- **DIRECTIONS FOR THIS TASK**
Using the listing that follows, return every line with the word "Translate".
——
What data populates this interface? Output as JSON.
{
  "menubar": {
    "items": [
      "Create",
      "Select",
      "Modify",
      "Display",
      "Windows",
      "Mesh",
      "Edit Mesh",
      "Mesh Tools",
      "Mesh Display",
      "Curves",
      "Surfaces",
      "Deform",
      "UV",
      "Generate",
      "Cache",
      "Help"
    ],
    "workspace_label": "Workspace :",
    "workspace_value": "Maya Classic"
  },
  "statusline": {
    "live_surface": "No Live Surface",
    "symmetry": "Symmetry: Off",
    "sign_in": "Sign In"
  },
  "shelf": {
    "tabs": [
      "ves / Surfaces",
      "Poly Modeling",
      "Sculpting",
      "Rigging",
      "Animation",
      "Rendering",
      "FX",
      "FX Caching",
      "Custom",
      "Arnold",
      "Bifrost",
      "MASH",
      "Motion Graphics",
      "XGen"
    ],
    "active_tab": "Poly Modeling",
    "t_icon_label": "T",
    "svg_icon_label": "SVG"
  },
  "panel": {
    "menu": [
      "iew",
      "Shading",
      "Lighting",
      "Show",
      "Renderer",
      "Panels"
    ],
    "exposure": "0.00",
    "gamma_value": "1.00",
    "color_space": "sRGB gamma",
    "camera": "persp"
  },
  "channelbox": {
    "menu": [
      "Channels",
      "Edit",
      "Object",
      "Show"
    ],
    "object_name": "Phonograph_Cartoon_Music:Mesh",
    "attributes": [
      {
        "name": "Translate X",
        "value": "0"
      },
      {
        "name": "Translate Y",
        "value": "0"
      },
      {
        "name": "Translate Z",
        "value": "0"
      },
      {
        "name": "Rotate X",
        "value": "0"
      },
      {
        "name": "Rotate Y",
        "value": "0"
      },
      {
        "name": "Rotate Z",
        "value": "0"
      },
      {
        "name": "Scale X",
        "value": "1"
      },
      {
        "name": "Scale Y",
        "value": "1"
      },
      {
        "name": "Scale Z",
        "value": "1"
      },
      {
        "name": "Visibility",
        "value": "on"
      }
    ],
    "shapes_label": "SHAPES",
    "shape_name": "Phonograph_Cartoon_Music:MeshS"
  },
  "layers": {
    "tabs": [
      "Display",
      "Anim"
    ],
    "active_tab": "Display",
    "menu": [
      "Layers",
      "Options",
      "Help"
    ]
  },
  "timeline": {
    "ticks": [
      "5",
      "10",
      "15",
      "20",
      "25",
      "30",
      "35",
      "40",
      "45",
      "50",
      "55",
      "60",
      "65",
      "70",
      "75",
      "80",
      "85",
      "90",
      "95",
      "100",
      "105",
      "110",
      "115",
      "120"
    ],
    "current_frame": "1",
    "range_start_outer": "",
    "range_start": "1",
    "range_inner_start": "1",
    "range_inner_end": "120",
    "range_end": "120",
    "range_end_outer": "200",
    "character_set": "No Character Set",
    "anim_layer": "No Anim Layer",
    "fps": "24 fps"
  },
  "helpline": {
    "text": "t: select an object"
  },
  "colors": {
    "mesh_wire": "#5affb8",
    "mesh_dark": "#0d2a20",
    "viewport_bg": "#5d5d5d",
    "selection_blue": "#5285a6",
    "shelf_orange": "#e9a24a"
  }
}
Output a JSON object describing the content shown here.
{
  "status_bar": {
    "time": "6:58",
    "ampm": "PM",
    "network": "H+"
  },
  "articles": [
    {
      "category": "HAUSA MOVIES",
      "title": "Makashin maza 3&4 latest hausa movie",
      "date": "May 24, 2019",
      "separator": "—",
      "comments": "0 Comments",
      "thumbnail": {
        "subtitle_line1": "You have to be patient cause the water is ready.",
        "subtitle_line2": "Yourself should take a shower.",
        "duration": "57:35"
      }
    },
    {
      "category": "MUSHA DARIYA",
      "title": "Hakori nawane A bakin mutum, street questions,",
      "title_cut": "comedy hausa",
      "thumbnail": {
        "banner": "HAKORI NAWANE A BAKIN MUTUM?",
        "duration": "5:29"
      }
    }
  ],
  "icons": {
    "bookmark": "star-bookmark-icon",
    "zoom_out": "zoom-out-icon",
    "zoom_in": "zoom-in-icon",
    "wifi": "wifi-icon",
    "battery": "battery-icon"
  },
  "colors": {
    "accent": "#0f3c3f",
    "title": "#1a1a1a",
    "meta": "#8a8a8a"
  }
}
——
- **ANSWER TO THE PROBLEM**
        "name": "Translate X",
        "name": "Translate Y",
        "name": "Translate Z",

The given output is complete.